== ABOUT THIS TASK ==
Among the records below, find the lines containing "spec" and state only how many there are.

Top of EXERCISE MATERIALS

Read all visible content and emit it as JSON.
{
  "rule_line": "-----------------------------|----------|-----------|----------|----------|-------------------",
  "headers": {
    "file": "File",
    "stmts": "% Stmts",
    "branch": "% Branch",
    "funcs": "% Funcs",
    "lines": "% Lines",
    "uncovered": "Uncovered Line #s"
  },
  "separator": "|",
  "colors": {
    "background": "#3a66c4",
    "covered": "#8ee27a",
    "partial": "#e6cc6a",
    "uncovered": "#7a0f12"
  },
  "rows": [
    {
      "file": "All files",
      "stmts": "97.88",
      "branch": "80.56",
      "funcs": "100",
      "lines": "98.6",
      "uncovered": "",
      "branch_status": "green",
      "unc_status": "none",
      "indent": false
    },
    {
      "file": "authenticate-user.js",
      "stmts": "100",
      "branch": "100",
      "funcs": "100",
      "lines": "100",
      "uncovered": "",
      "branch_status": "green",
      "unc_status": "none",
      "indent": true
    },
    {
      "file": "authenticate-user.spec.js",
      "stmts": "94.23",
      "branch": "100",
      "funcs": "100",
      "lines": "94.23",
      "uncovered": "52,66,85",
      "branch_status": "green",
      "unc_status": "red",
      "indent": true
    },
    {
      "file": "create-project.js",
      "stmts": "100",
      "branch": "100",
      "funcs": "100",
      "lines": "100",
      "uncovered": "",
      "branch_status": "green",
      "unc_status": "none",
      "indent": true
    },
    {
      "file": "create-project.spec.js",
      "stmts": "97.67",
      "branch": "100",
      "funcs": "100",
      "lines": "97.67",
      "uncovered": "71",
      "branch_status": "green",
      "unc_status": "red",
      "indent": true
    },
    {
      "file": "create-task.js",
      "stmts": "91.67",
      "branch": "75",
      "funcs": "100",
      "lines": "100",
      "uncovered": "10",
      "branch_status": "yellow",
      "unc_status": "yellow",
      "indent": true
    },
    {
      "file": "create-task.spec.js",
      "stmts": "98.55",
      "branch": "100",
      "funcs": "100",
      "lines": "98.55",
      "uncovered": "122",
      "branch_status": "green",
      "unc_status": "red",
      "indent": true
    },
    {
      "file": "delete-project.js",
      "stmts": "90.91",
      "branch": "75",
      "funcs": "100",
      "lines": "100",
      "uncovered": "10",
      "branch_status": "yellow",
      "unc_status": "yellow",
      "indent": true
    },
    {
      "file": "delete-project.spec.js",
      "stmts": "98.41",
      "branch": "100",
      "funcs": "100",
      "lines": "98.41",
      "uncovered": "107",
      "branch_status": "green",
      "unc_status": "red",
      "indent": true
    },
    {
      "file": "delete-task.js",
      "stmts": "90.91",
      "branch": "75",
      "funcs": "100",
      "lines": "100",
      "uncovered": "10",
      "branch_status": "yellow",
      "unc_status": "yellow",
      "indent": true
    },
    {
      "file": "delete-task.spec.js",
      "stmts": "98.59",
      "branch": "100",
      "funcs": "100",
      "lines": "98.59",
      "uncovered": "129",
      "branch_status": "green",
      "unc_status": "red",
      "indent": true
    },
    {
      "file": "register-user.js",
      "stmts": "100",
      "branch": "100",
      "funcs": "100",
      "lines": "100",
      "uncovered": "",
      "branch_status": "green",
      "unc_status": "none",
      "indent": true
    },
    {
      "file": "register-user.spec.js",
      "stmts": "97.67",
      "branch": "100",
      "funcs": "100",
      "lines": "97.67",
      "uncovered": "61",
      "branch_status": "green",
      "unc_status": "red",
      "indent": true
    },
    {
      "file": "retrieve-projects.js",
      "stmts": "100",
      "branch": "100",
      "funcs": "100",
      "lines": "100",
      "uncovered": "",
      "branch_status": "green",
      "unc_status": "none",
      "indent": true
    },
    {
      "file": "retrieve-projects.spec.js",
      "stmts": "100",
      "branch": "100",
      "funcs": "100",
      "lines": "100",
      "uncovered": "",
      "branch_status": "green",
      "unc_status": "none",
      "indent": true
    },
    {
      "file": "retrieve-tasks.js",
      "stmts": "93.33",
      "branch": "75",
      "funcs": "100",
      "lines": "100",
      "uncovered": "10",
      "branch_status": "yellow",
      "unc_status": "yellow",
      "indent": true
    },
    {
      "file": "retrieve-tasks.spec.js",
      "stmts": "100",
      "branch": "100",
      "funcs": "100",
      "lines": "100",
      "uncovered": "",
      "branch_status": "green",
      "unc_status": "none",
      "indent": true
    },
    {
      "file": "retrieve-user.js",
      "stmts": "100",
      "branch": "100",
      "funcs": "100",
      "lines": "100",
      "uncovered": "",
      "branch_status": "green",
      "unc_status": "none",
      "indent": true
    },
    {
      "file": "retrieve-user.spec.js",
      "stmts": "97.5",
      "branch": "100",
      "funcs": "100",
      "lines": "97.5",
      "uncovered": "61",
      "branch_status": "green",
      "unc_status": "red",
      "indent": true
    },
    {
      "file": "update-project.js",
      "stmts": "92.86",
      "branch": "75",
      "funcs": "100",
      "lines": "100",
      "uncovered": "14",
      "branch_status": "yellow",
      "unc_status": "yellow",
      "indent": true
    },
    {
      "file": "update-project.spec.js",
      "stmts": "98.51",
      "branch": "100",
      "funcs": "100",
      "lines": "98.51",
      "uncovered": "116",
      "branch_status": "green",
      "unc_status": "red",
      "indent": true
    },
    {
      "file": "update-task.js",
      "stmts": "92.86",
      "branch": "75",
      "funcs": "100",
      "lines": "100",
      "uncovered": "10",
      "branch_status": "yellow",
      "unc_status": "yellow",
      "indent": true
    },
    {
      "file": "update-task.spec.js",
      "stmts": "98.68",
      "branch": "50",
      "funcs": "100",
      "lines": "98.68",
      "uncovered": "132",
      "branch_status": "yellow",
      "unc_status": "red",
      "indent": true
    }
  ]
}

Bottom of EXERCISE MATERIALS

== RESPONSE BOX ==
11